Action item = For every line below, output the text exactly and leave out images.

Excerpts from an interface dataset =
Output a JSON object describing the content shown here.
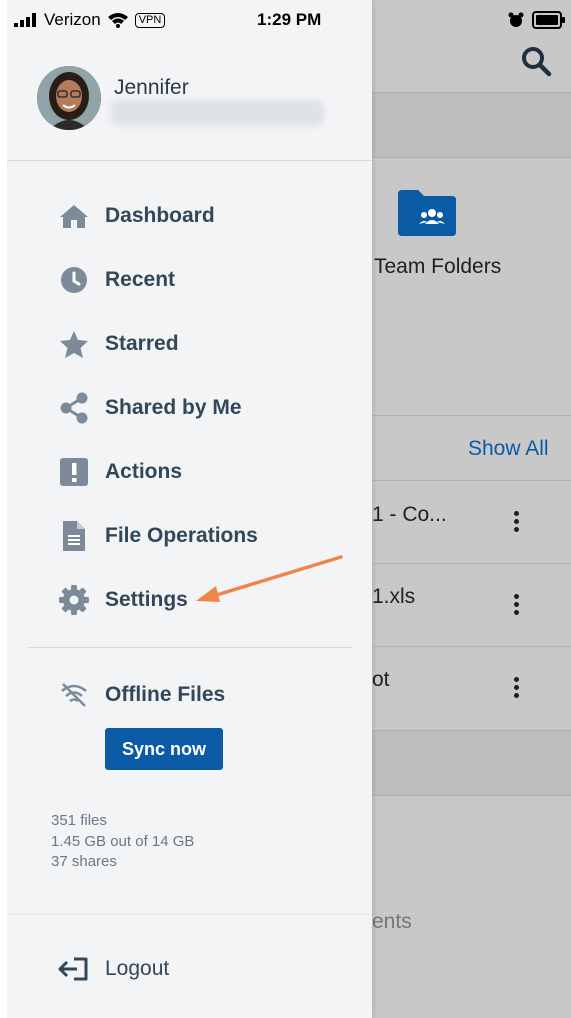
{
  "status_bar": {
    "carrier": "Verizon",
    "vpn": "VPN",
    "time": "1:29 PM"
  },
  "profile": {
    "name": "Jennifer"
  },
  "menu": {
    "items": [
      {
        "label": "Dashboard",
        "icon": "home-icon"
      },
      {
        "label": "Recent",
        "icon": "clock-icon"
      },
      {
        "label": "Starred",
        "icon": "star-icon"
      },
      {
        "label": "Shared by Me",
        "icon": "share-icon"
      },
      {
        "label": "Actions",
        "icon": "exclamation-icon"
      },
      {
        "label": "File Operations",
        "icon": "file-icon"
      },
      {
        "label": "Settings",
        "icon": "gear-icon"
      }
    ]
  },
  "offline": {
    "label": "Offline Files",
    "sync_label": "Sync now"
  },
  "stats": {
    "files": "351 files",
    "storage": "1.45 GB out of 14 GB",
    "shares": "37 shares"
  },
  "logout": {
    "label": "Logout"
  },
  "background": {
    "team_folders": "Team Folders",
    "show_all": "Show All",
    "file1": "1 - Co...",
    "file2": "1.xls",
    "file3": "ot",
    "bottom_text": "ents"
  },
  "colors": {
    "accent": "#0a5aa6",
    "menu_icon": "#7c8a99",
    "annotation_arrow": "#f0844a"
  }
}
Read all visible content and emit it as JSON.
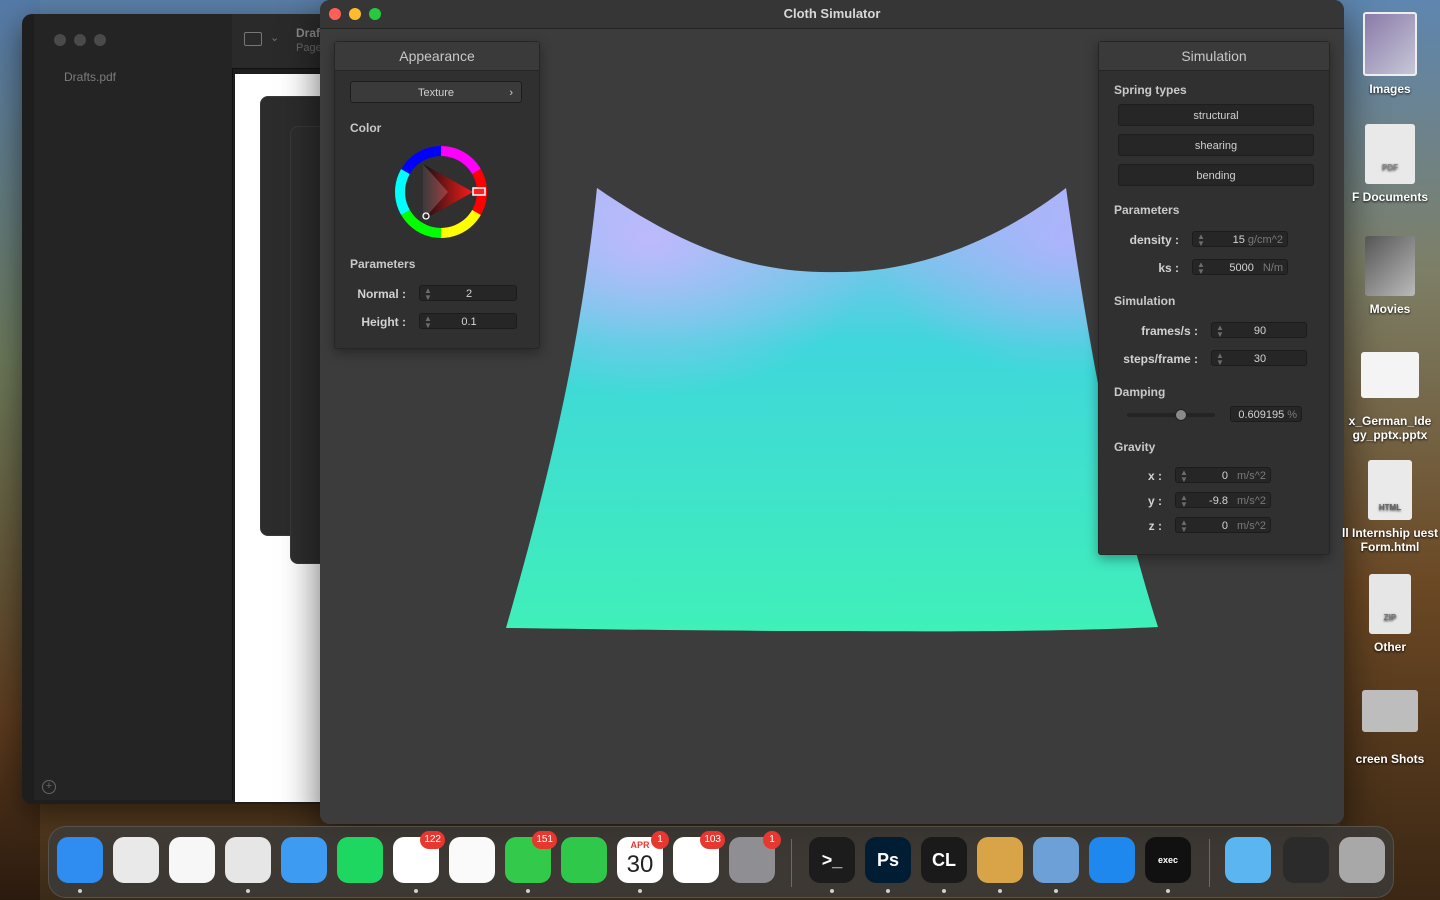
{
  "app": {
    "title": "Cloth Simulator"
  },
  "background_window": {
    "file_name": "Drafts.pdf",
    "title_partial": "Draf",
    "subtitle_partial": "Page"
  },
  "appearance": {
    "header": "Appearance",
    "texture_button": "Texture",
    "texture_chevron": "›",
    "color_label": "Color",
    "params_label": "Parameters",
    "normal_label": "Normal :",
    "normal_value": "2",
    "height_label": "Height :",
    "height_value": "0.1"
  },
  "simulation": {
    "header": "Simulation",
    "spring_types_label": "Spring types",
    "spring_types": [
      "structural",
      "shearing",
      "bending"
    ],
    "params_label": "Parameters",
    "density_label": "density :",
    "density_value": "15",
    "density_unit": "g/cm^2",
    "ks_label": "ks :",
    "ks_value": "5000",
    "ks_unit": "N/m",
    "sim_label": "Simulation",
    "fps_label": "frames/s :",
    "fps_value": "90",
    "steps_label": "steps/frame :",
    "steps_value": "30",
    "damping_label": "Damping",
    "damping_value": "0.609195",
    "damping_unit": "%",
    "gravity_label": "Gravity",
    "gx_label": "x :",
    "gx_value": "0",
    "gx_unit": "m/s^2",
    "gy_label": "y :",
    "gy_value": "-9.8",
    "gy_unit": "m/s^2",
    "gz_label": "z :",
    "gz_value": "0",
    "gz_unit": "m/s^2"
  },
  "desktop_icons": [
    "Images",
    "F Documents",
    "Movies",
    "x_German_Ide gy_pptx.pptx",
    "ll Internship uest Form.html",
    "Other",
    "creen Shots"
  ],
  "desktop_thumb_text": {
    "pdf": "PDF",
    "html": "HTML",
    "zip": "ZIP"
  },
  "dock": {
    "items": [
      {
        "name": "finder-icon",
        "color": "#2f8cf0"
      },
      {
        "name": "launchpad-icon",
        "color": "#e9e9e9"
      },
      {
        "name": "freeform-icon",
        "color": "#f7f7f7"
      },
      {
        "name": "chrome-icon",
        "color": "#e6e6e6"
      },
      {
        "name": "mail-icon",
        "color": "#3d9bf2"
      },
      {
        "name": "spotify-icon",
        "color": "#1ed760"
      },
      {
        "name": "slack-icon",
        "color": "#ffffff",
        "badge": "122"
      },
      {
        "name": "photos-icon",
        "color": "#fafafa"
      },
      {
        "name": "messages-icon",
        "color": "#33c94a",
        "badge": "151"
      },
      {
        "name": "facetime-icon",
        "color": "#2fc84b"
      },
      {
        "name": "calendar-icon",
        "color": "#ffffff",
        "badge": "1",
        "month": "APR",
        "day": "30"
      },
      {
        "name": "reminders-icon",
        "color": "#ffffff",
        "badge": "103"
      },
      {
        "name": "system-settings-icon",
        "color": "#8e8e93",
        "badge": "1"
      },
      {
        "name": "terminal-icon",
        "color": "#1c1c1c",
        "glyph": ">_"
      },
      {
        "name": "photoshop-icon",
        "color": "#001d34",
        "glyph": "Ps"
      },
      {
        "name": "clion-icon",
        "color": "#1a1a1a",
        "glyph": "CL"
      },
      {
        "name": "cyberduck-icon",
        "color": "#d9a448"
      },
      {
        "name": "preview-icon",
        "color": "#6da0d6"
      },
      {
        "name": "safari-icon",
        "color": "#1e88ef"
      },
      {
        "name": "exec-icon",
        "color": "#111111",
        "glyph": "exec"
      },
      {
        "name": "folder-icon",
        "color": "#5bb5f0"
      },
      {
        "name": "screenshot-icon",
        "color": "#2b2b2b"
      },
      {
        "name": "trash-icon",
        "color": "#a8a8a8"
      }
    ]
  },
  "colors": {
    "cloth_top": "#9fb8f5",
    "cloth_mid": "#3fd6dc",
    "cloth_bottom": "#3ff0b8",
    "close": "#ff5f57",
    "minimize": "#febc2e",
    "zoom": "#28c840",
    "badge": "#e8372e"
  }
}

Answer to this exercise =
Output a JSON object describing the content shown here.
{
  "status_bar": {
    "carrier": "Verizon",
    "vpn": "VPN",
    "time": "1:29 PM"
  },
  "profile": {
    "name": "Jennifer"
  },
  "menu": {
    "items": [
      {
        "label": "Dashboard",
        "icon": "home-icon"
      },
      {
        "label": "Recent",
        "icon": "clock-icon"
      },
      {
        "label": "Starred",
        "icon": "star-icon"
      },
      {
        "label": "Shared by Me",
        "icon": "share-icon"
      },
      {
        "label": "Actions",
        "icon": "exclamation-icon"
      },
      {
        "label": "File Operations",
        "icon": "file-icon"
      },
      {
        "label": "Settings",
        "icon": "gear-icon"
      }
    ]
  },
  "offline": {
    "label": "Offline Files",
    "sync_label": "Sync now"
  },
  "stats": {
    "files": "351 files",
    "storage": "1.45 GB out of 14 GB",
    "shares": "37 shares"
  },
  "logout": {
    "label": "Logout"
  },
  "background": {
    "team_folders": "Team Folders",
    "show_all": "Show All",
    "file1": "1 - Co...",
    "file2": "1.xls",
    "file3": "ot",
    "bottom_text": "ents"
  },
  "colors": {
    "accent": "#0a5aa6",
    "menu_icon": "#7c8a99",
    "annotation_arrow": "#f0844a"
  }
}
Read all visible content and emit it as JSON.
{
  "app": {
    "title": "Cloth Simulator"
  },
  "background_window": {
    "file_name": "Drafts.pdf",
    "title_partial": "Draf",
    "subtitle_partial": "Page"
  },
  "appearance": {
    "header": "Appearance",
    "texture_button": "Texture",
    "texture_chevron": "›",
    "color_label": "Color",
    "params_label": "Parameters",
    "normal_label": "Normal :",
    "normal_value": "2",
    "height_label": "Height :",
    "height_value": "0.1"
  },
  "simulation": {
    "header": "Simulation",
    "spring_types_label": "Spring types",
    "spring_types": [
      "structural",
      "shearing",
      "bending"
    ],
    "params_label": "Parameters",
    "density_label": "density :",
    "density_value": "15",
    "density_unit": "g/cm^2",
    "ks_label": "ks :",
    "ks_value": "5000",
    "ks_unit": "N/m",
    "sim_label": "Simulation",
    "fps_label": "frames/s :",
    "fps_value": "90",
    "steps_label": "steps/frame :",
    "steps_value": "30",
    "damping_label": "Damping",
    "damping_value": "0.609195",
    "damping_unit": "%",
    "gravity_label": "Gravity",
    "gx_label": "x :",
    "gx_value": "0",
    "gx_unit": "m/s^2",
    "gy_label": "y :",
    "gy_value": "-9.8",
    "gy_unit": "m/s^2",
    "gz_label": "z :",
    "gz_value": "0",
    "gz_unit": "m/s^2"
  },
  "desktop_icons": [
    "Images",
    "F Documents",
    "Movies",
    "x_German_Ide gy_pptx.pptx",
    "ll Internship uest Form.html",
    "Other",
    "creen Shots"
  ],
  "desktop_thumb_text": {
    "pdf": "PDF",
    "html": "HTML",
    "zip": "ZIP"
  },
  "dock": {
    "items": [
      {
        "name": "finder-icon",
        "color": "#2f8cf0"
      },
      {
        "name": "launchpad-icon",
        "color": "#e9e9e9"
      },
      {
        "name": "freeform-icon",
        "color": "#f7f7f7"
      },
      {
        "name": "chrome-icon",
        "color": "#e6e6e6"
      },
      {
        "name": "mail-icon",
        "color": "#3d9bf2"
      },
      {
        "name": "spotify-icon",
        "color": "#1ed760"
      },
      {
        "name": "slack-icon",
        "color": "#ffffff",
        "badge": "122"
      },
      {
        "name": "photos-icon",
        "color": "#fafafa"
      },
      {
        "name": "messages-icon",
        "color": "#33c94a",
        "badge": "151"
      },
      {
        "name": "facetime-icon",
        "color": "#2fc84b"
      },
      {
        "name": "calendar-icon",
        "color": "#ffffff",
        "badge": "1",
        "month": "APR",
        "day": "30"
      },
      {
        "name": "reminders-icon",
        "color": "#ffffff",
        "badge": "103"
      },
      {
        "name": "system-settings-icon",
        "color": "#8e8e93",
        "badge": "1"
      },
      {
        "name": "terminal-icon",
        "color": "#1c1c1c",
        "glyph": ">_"
      },
      {
        "name": "photoshop-icon",
        "color": "#001d34",
        "glyph": "Ps"
      },
      {
        "name": "clion-icon",
        "color": "#1a1a1a",
        "glyph": "CL"
      },
      {
        "name": "cyberduck-icon",
        "color": "#d9a448"
      },
      {
        "name": "preview-icon",
        "color": "#6da0d6"
      },
      {
        "name": "safari-icon",
        "color": "#1e88ef"
      },
      {
        "name": "exec-icon",
        "color": "#111111",
        "glyph": "exec"
      },
      {
        "name": "folder-icon",
        "color": "#5bb5f0"
      },
      {
        "name": "screenshot-icon",
        "color": "#2b2b2b"
      },
      {
        "name": "trash-icon",
        "color": "#a8a8a8"
      }
    ]
  },
  "colors": {
    "cloth_top": "#9fb8f5",
    "cloth_mid": "#3fd6dc",
    "cloth_bottom": "#3ff0b8",
    "close": "#ff5f57",
    "minimize": "#febc2e",
    "zoom": "#28c840",
    "badge": "#e8372e"
  }
}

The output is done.